**TASK:** A complete answer lists every line of the entries below where the string "share" appears.

[Interface dataset entries]
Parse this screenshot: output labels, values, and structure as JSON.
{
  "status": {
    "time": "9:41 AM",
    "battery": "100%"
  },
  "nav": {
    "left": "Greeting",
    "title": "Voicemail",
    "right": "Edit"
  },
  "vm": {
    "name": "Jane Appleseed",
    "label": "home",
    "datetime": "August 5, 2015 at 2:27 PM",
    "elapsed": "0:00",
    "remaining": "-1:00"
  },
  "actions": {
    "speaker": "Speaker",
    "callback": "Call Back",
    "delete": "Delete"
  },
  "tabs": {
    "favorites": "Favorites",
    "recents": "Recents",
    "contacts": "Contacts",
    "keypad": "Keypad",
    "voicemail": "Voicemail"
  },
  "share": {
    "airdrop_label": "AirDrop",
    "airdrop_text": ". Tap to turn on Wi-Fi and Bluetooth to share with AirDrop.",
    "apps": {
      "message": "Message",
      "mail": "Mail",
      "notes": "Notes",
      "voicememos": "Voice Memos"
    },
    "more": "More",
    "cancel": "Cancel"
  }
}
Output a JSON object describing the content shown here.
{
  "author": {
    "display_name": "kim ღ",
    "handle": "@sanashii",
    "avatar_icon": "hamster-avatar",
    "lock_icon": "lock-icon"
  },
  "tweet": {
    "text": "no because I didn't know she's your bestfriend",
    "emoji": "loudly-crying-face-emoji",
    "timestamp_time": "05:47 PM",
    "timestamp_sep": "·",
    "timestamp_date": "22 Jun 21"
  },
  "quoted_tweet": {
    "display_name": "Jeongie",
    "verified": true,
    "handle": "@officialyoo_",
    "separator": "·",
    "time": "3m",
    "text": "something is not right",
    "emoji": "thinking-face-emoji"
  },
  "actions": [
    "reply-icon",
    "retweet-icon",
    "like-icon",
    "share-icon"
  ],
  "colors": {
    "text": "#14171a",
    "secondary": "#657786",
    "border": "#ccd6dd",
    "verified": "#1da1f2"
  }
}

**TASK RESPONSE:**
  "share": {
    "airdrop_text": ". Tap to turn on Wi-Fi and Bluetooth to share with AirDrop.",
    "share-icon"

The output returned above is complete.